* **Exercise brief**: Lines that contain the string "JSON" are the ones to list; copy all of them from the records.

▬▬▬▬▬▬▬▬▬▬

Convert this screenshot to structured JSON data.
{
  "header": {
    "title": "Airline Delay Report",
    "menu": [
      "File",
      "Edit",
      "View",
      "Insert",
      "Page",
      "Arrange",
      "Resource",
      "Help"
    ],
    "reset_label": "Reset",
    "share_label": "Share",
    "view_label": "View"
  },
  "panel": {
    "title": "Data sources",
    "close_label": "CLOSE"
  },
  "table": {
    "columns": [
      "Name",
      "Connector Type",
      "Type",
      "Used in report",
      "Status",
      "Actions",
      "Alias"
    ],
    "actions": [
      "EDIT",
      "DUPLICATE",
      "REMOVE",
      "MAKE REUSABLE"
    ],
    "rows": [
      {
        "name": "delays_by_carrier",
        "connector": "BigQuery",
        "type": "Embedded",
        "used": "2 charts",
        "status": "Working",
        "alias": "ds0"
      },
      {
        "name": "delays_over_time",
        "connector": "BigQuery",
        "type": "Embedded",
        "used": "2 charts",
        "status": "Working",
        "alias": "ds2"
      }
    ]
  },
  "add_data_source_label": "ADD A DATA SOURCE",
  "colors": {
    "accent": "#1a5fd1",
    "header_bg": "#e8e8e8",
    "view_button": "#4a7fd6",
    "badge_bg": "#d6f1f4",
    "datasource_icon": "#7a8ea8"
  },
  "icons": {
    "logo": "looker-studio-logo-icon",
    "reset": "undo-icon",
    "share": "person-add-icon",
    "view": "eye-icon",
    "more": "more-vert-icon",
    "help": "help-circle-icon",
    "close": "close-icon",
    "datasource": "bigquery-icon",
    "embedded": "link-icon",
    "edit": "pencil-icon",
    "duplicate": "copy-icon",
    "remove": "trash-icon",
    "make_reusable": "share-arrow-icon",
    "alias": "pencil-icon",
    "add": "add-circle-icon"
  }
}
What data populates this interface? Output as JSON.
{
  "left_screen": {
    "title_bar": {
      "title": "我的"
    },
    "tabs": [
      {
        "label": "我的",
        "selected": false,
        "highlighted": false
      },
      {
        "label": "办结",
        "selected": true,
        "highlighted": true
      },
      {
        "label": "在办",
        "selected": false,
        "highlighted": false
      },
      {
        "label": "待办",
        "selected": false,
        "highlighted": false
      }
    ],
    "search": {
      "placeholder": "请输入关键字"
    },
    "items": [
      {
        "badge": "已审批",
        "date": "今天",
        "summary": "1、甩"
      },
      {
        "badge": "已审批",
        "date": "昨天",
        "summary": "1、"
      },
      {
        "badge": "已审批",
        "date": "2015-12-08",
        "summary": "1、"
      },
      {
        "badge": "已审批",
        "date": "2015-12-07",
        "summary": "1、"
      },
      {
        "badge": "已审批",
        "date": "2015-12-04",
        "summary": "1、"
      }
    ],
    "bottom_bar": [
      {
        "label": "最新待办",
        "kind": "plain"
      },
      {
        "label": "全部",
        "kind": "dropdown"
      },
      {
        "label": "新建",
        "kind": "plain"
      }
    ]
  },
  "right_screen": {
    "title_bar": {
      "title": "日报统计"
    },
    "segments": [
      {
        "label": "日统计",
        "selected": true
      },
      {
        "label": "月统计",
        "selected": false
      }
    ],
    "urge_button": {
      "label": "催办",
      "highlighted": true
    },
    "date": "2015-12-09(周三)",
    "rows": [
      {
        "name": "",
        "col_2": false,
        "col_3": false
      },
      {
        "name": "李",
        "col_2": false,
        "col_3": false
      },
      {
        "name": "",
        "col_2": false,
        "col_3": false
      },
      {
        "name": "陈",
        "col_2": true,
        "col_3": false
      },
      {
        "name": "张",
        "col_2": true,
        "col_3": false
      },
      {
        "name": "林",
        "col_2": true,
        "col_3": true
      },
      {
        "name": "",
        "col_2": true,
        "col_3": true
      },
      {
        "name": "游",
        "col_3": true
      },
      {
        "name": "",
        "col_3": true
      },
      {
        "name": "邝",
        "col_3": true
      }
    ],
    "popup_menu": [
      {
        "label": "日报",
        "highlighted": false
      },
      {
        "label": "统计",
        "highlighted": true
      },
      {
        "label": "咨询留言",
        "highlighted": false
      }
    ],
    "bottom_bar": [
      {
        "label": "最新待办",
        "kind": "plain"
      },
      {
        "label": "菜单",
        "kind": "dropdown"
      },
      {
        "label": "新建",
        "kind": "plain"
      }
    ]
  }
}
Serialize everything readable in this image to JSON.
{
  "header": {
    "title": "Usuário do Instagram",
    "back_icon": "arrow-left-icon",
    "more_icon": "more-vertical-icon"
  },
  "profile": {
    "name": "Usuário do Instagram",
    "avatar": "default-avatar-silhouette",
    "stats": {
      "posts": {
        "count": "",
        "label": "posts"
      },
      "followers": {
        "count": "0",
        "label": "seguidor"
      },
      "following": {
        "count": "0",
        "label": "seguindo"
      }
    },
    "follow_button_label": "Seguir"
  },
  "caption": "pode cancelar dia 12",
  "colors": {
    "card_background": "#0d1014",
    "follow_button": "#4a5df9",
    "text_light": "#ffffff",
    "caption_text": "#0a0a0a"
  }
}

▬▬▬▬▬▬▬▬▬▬

* **Expected output**:
Convert this screenshot to structured JSON data.
What data populates this interface? Output as JSON.
Serialize everything readable in this image to JSON.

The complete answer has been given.